Required work:
Print out the entries below with no edits.

App and web page records:
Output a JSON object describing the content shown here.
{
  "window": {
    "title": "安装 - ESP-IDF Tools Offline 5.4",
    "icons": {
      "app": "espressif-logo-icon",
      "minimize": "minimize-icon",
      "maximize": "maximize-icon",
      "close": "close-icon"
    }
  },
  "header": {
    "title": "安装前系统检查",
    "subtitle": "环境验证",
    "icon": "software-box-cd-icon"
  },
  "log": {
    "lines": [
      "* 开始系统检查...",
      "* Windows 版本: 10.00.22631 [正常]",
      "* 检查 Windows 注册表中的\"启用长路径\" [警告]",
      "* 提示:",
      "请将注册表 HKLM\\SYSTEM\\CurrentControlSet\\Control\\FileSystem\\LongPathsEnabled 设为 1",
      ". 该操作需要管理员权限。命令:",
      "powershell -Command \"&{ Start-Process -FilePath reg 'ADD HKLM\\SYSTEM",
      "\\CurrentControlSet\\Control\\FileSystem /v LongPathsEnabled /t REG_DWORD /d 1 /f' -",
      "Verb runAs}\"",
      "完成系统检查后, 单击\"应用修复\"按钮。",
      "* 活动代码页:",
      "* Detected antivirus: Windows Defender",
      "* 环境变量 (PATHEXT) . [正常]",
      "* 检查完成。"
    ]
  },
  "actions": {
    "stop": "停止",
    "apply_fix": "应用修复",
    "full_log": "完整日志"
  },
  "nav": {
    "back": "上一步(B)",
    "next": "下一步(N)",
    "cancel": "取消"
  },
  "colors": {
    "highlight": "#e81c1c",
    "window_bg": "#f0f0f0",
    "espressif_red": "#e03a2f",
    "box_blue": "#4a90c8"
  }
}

Solved problem:
Output a JSON object describing the content shown here.
{
  "window": {
    "title": "安装 - ESP-IDF Tools Offline 5.4",
    "icons": {
      "app": "espressif-logo-icon",
      "minimize": "minimize-icon",
      "maximize": "maximize-icon",
      "close": "close-icon"
    }
  },
  "header": {
    "title": "安装前系统检查",
    "subtitle": "环境验证",
    "icon": "software-box-cd-icon"
  },
  "log": {
    "lines": [
      "* 开始系统检查...",
      "* Windows 版本: 10.00.22631 [正常]",
      "* 检查 Windows 注册表中的\"启用长路径\" [警告]",
      "* 提示:",
      "请将注册表 HKLM\\SYSTEM\\CurrentControlSet\\Control\\FileSystem\\LongPathsEnabled 设为 1",
      ". 该操作需要管理员权限。命令:",
      "powershell -Command \"&{ Start-Process -FilePath reg 'ADD HKLM\\SYSTEM",
      "\\CurrentControlSet\\Control\\FileSystem /v LongPathsEnabled /t REG_DWORD /d 1 /f' -",
      "Verb runAs}\"",
      "完成系统检查后, 单击\"应用修复\"按钮。",
      "* 活动代码页:",
      "* Detected antivirus: Windows Defender",
      "* 环境变量 (PATHEXT) . [正常]",
      "* 检查完成。"
    ]
  },
  "actions": {
    "stop": "停止",
    "apply_fix": "应用修复",
    "full_log": "完整日志"
  },
  "nav": {
    "back": "上一步(B)",
    "next": "下一步(N)",
    "cancel": "取消"
  },
  "colors": {
    "highlight": "#e81c1c",
    "window_bg": "#f0f0f0",
    "espressif_red": "#e03a2f",
    "box_blue": "#4a90c8"
  }
}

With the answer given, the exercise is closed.